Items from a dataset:
——
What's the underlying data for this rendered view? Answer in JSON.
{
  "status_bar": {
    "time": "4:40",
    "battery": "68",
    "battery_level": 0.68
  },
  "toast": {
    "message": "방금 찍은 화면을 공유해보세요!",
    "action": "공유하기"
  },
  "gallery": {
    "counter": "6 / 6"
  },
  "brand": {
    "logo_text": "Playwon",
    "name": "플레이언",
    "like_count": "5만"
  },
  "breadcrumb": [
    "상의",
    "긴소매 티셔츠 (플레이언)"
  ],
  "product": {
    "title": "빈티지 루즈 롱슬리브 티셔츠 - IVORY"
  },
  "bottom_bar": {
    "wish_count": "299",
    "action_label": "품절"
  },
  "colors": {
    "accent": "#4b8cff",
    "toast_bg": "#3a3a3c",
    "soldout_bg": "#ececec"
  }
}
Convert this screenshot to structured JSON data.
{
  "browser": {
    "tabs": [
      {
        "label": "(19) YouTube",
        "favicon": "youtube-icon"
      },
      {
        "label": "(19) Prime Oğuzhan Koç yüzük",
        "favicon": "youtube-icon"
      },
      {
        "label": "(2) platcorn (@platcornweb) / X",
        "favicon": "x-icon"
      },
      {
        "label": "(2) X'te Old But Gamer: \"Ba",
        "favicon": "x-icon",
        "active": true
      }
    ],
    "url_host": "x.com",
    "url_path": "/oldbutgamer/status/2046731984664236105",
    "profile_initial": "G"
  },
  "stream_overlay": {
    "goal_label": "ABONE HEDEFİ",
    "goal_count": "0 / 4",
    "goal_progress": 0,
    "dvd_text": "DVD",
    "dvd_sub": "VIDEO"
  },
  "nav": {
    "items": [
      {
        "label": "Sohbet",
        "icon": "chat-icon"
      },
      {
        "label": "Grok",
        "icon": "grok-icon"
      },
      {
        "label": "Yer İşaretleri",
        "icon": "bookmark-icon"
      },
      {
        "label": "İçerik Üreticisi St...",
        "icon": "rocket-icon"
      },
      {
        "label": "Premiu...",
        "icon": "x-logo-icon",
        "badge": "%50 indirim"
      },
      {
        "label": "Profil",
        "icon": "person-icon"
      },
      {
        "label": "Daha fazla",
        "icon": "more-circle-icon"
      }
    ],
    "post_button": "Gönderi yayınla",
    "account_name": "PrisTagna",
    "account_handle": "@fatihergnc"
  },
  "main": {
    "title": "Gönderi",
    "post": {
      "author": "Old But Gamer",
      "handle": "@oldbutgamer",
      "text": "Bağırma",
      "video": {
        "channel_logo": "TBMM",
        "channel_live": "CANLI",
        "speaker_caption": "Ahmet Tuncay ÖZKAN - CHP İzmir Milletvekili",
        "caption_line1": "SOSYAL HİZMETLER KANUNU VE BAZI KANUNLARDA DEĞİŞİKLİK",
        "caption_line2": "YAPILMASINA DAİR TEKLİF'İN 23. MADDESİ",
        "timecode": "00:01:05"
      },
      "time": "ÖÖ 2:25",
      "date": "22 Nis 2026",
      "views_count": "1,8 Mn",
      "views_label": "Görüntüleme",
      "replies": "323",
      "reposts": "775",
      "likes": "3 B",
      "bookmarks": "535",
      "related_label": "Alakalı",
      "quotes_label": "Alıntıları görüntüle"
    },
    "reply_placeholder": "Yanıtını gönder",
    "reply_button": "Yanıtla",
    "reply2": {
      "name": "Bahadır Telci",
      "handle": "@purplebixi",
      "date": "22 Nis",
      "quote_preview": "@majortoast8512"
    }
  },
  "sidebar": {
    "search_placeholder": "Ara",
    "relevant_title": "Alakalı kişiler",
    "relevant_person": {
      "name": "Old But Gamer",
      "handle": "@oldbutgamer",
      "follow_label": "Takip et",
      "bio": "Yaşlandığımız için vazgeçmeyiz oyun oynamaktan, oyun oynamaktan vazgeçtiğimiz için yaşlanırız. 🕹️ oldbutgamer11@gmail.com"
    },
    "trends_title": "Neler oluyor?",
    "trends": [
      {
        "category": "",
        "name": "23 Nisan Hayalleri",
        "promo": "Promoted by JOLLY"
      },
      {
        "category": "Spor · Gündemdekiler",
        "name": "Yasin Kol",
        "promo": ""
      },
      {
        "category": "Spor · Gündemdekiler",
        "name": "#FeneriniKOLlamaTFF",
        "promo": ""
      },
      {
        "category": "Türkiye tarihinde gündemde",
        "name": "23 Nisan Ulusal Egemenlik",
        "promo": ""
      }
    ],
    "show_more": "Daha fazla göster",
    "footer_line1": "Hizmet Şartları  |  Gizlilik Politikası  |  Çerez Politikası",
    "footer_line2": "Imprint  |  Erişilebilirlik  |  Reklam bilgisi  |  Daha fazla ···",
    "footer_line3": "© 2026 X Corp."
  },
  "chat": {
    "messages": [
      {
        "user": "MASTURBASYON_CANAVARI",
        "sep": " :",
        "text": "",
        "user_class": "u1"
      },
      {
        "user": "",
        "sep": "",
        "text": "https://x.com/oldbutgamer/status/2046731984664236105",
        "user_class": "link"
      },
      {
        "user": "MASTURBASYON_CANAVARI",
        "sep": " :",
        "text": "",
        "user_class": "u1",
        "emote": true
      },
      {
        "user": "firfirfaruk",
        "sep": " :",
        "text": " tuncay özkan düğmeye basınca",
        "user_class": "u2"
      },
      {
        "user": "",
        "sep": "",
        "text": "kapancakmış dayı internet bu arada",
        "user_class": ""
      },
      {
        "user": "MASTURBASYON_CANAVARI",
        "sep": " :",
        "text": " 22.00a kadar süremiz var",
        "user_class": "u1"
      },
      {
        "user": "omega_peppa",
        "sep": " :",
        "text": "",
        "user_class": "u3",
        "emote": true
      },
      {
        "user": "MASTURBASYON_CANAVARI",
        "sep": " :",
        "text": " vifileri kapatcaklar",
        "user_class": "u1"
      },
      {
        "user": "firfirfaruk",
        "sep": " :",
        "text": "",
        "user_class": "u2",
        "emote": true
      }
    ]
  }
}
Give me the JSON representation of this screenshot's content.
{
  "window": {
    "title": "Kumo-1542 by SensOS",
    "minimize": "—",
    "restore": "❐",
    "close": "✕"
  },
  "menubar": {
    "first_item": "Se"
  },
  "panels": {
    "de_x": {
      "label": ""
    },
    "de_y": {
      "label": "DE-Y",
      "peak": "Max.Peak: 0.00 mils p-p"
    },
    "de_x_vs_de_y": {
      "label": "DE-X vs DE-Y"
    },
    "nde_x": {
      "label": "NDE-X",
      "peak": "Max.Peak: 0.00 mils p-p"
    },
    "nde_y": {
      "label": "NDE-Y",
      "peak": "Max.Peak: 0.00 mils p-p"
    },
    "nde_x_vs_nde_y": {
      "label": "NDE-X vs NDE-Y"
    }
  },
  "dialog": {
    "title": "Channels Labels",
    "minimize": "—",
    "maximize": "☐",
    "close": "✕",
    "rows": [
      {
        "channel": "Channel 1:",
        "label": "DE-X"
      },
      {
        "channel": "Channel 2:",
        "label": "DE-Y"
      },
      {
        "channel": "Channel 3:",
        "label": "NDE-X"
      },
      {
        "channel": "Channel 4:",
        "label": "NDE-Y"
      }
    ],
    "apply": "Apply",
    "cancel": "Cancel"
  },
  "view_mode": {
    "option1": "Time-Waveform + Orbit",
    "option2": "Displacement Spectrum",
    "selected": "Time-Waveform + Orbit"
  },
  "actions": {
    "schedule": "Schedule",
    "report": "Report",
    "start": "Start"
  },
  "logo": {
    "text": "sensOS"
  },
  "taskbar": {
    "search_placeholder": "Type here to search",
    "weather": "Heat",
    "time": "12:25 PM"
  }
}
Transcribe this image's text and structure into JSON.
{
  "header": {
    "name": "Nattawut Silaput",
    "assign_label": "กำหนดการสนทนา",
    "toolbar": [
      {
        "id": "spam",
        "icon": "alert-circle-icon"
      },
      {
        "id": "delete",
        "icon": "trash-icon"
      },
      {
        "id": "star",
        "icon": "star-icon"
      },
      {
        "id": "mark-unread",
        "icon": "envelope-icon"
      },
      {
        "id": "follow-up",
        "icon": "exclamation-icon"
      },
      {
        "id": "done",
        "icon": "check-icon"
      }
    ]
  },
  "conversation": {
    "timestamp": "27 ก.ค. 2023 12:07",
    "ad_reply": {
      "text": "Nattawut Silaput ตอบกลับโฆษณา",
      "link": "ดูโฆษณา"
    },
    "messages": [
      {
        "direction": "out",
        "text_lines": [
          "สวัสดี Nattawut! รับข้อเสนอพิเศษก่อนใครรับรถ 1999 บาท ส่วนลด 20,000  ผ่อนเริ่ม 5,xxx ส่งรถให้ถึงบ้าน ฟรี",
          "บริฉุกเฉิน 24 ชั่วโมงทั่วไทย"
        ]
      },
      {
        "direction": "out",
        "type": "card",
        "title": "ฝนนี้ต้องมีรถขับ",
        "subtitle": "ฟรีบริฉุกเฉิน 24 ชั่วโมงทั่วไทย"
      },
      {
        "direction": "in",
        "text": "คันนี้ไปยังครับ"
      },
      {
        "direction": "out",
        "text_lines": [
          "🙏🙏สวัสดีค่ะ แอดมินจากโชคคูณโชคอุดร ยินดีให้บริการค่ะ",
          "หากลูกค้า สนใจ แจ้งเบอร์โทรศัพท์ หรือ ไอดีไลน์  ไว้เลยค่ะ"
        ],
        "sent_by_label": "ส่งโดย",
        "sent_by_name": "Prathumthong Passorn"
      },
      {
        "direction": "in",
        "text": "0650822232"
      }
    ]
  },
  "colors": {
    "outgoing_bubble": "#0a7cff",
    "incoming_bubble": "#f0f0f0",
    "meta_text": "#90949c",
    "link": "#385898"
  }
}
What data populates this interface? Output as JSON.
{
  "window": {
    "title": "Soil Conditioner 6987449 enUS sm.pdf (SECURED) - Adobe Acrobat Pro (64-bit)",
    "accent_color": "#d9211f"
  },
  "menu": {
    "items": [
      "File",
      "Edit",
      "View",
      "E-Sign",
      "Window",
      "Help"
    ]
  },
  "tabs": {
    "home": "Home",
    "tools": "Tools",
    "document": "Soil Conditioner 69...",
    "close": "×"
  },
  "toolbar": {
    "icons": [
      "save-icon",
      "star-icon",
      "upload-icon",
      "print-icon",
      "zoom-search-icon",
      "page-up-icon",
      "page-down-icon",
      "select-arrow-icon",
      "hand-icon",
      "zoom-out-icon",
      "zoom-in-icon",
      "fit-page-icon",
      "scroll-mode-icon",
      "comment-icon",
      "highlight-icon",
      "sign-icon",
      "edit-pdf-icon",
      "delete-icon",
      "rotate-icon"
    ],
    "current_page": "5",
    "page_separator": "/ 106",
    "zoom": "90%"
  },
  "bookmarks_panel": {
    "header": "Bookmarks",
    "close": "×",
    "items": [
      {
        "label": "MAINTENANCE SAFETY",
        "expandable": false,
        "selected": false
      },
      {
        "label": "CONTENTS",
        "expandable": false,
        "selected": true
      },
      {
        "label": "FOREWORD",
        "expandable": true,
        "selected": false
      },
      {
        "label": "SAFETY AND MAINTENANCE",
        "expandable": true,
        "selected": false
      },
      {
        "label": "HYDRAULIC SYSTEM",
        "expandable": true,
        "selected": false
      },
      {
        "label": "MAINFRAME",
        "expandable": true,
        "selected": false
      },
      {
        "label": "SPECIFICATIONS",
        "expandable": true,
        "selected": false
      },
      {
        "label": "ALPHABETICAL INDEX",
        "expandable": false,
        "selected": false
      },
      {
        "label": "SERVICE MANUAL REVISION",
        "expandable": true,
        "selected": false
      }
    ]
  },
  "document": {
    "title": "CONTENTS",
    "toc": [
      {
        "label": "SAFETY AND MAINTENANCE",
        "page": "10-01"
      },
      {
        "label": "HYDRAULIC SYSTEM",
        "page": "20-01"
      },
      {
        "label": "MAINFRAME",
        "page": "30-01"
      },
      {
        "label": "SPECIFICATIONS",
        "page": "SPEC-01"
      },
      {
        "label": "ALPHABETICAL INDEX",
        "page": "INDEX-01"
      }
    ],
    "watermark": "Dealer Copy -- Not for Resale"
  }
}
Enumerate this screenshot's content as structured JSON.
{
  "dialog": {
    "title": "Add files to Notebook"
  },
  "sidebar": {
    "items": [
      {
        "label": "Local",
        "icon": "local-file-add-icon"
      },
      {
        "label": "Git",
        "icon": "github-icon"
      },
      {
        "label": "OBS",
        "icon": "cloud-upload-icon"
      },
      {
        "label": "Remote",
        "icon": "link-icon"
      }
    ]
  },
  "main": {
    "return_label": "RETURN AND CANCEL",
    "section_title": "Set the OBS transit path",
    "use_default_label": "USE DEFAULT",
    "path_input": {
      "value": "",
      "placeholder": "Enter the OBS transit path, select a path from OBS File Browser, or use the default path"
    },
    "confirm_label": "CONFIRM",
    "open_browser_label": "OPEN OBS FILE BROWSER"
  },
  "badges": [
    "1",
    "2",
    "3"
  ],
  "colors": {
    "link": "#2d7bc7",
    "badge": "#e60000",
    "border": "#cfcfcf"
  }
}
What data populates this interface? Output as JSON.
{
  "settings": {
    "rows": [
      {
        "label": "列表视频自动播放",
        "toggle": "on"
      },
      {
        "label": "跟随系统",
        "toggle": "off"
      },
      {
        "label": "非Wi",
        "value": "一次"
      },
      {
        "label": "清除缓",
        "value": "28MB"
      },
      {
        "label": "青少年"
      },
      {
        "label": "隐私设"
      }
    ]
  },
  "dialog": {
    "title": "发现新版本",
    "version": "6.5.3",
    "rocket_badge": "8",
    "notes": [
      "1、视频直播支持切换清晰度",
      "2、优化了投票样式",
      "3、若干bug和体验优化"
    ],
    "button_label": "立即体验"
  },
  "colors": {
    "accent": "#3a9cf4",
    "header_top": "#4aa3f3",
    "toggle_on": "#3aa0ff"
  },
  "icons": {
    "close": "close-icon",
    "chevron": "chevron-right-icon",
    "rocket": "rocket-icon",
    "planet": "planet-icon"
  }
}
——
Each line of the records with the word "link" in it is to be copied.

        "user_class": "link"
      "link": "ดูโฆษณา"
    "link": "#385898"
        "icon": "link-icon"
    "link": "#2d7bc7",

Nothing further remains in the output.